It’s easy to maintain and conducts heat much better than other materials. It does need regular cleaning and can’t be washed in a dishwasher, but this is a fairly small sacrifice to make, considering how tough and easy to use it is.
The only other downside of hard anodized cookware is its fairly dull appearance. Unlike enameled or ceramic cookware, hard-anodized items don’t come in many color options.
Generally, you can choose from charcoal or dark gray and dull-textured, which is a byproduct of the passivation process. If you’re looking to create an Instagram-worthy kitchen, hard-anodized pots and pans aren’t for you!
Copper or stainless both have elegant aesthetics and can also be used as cool serving plates. However, when it comes to hard anodized, you’ll want to keep them away from the dining table! Check out our stainless steel vs hard anodized cookware comparison.
But if you’re set on buying non-stick items for everyday cooking, you can’t go wrong with hard anodized items!
Yes, certain cookware materials can affect your health and should ideally be avoided. Aluminum is renowned for leaching into food. Humans do not need aluminum in their bodies, so if it’s ingested, it can be harmful.
Cast iron is also popular cookware, but the iron can get into your food as well. For this reason, anyone suffering from Hemochromatosis should avoid cast iron as the extra iron could cause further issues.
Aluminum poisoning is when a person breathes or ingests high levels of aluminum. Although exposure to small amounts of aluminum isn’t usually too bad, exposure to lots of it can cause serious health issues. If you think you’ve ingested too much aluminum, seek medical help immediately.
Although anyone can get aluminum poisoning, some people are more likely to develop it than others. Those more likely to include people suffering from kidney problems or Hemodialysis and those who live or work in areas with high levels of aluminum.
Anodizing aluminum is an electrolytic process used to create a thick oxide layer on the surface of the material. This generates a rock-hard layer that’s resistant to abrasion.
In simple terms, anodizing is done by submerging the aluminum into a bath containing acid electrolyte and passing electric currents through it to create that super thick oxide layer.

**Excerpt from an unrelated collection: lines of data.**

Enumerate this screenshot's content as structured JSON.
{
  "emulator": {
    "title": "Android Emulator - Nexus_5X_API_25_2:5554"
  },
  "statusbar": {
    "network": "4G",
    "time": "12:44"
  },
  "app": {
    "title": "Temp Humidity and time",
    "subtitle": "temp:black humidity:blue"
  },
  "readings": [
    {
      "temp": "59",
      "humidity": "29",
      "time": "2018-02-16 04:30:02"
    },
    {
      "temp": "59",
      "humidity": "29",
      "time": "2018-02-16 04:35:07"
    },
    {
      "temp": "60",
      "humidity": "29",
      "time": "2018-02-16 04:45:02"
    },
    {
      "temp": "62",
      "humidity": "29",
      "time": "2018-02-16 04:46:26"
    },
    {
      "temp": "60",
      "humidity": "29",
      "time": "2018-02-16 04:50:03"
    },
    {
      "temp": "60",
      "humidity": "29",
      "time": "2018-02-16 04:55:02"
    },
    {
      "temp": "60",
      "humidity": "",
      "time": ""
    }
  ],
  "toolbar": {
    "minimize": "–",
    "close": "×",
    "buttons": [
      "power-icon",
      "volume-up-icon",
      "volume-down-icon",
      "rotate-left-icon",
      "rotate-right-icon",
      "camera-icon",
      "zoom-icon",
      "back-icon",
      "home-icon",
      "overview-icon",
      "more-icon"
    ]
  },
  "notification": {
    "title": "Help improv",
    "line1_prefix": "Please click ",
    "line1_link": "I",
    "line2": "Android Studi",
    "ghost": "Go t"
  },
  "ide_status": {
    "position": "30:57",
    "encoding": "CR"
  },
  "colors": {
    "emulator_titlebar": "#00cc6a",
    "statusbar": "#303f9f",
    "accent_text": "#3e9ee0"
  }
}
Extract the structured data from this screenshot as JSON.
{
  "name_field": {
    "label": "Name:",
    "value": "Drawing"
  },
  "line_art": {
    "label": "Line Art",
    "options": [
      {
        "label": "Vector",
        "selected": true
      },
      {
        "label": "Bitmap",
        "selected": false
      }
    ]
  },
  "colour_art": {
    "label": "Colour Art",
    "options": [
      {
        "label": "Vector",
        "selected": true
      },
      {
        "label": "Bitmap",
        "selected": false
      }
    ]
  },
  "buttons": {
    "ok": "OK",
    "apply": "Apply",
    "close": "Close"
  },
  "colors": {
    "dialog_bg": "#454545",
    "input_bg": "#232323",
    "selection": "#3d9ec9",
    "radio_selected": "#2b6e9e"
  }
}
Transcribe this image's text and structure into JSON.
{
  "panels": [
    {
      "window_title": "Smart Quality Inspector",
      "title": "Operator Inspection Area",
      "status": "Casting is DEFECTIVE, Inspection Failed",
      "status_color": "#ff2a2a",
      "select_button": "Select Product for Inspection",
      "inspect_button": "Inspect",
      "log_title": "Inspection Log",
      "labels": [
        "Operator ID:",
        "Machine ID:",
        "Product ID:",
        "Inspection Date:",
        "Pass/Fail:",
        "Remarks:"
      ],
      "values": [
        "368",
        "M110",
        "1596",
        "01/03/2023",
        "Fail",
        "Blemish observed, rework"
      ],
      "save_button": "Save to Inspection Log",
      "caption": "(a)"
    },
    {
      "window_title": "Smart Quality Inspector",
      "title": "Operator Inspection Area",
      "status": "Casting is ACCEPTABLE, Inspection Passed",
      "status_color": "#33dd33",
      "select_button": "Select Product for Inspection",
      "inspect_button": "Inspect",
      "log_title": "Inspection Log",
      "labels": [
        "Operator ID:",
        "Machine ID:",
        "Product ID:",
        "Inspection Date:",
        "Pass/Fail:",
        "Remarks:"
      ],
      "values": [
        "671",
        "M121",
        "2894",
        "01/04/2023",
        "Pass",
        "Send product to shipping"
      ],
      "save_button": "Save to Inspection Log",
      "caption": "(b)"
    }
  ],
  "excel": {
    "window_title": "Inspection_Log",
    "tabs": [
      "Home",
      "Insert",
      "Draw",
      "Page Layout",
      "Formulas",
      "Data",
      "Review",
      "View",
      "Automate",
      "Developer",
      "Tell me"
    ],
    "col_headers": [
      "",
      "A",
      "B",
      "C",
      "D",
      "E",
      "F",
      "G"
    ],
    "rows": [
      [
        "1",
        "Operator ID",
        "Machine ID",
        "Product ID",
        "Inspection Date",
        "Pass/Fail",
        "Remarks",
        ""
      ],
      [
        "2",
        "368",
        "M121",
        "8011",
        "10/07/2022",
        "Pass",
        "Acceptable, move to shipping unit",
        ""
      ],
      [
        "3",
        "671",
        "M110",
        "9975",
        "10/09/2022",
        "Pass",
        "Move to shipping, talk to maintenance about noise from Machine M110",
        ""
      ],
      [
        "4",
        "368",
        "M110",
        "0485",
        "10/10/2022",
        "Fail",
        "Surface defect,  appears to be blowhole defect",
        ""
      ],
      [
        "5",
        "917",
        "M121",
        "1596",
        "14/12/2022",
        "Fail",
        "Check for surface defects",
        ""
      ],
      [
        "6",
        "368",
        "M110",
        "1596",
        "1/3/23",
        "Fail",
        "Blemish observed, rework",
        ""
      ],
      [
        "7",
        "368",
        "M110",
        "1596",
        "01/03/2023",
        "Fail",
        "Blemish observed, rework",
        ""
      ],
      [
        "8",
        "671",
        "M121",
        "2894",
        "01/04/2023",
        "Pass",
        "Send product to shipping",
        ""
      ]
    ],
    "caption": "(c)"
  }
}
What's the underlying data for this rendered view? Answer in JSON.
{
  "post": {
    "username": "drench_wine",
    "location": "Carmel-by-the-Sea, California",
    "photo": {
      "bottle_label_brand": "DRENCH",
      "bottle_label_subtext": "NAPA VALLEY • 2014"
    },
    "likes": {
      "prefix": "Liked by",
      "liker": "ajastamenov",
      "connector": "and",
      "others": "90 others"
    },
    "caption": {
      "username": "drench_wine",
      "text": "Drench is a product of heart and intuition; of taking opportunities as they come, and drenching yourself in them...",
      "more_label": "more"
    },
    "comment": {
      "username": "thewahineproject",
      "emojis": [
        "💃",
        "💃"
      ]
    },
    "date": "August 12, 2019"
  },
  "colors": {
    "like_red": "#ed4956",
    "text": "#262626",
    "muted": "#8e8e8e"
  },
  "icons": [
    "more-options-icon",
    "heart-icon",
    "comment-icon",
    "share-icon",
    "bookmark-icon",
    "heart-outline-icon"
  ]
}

Although aluminum is the perfect material to undergo this process, other non-ferrous metals can be anodized, such as titanium and magnesium.

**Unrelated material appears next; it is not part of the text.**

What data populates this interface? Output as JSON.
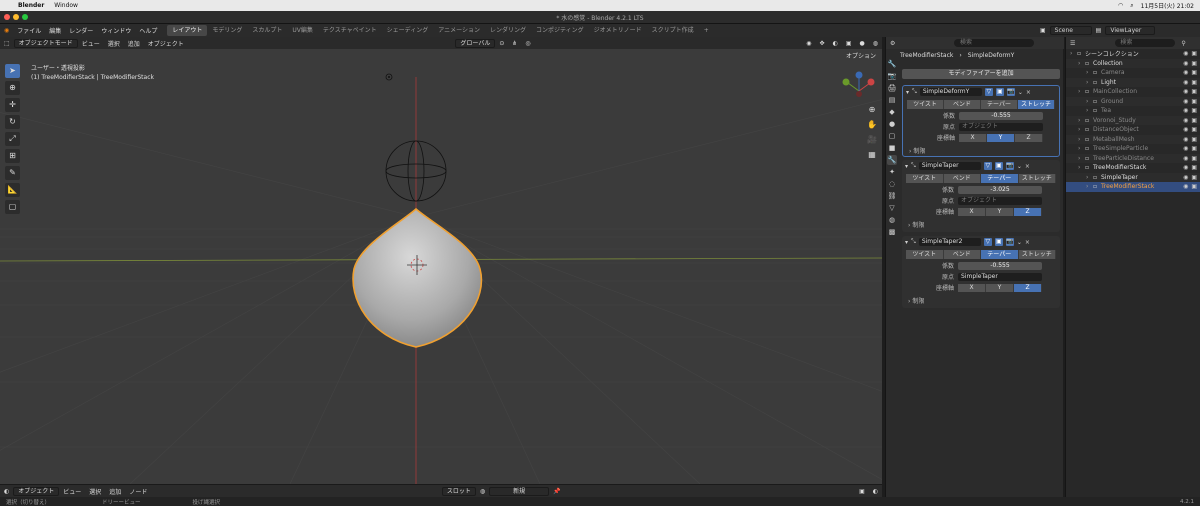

Richmond Howard started Meal Prepify in 2019 and has helped over a million people learn how to meal prep, get better at meal planning, and create a kitchen they love to use. He’s an avid home chef and loves to bbq, grill out, and make awesome food for family and friends. He’s been featured on MSN, Renaissance Periodization, and Good Financial Cents.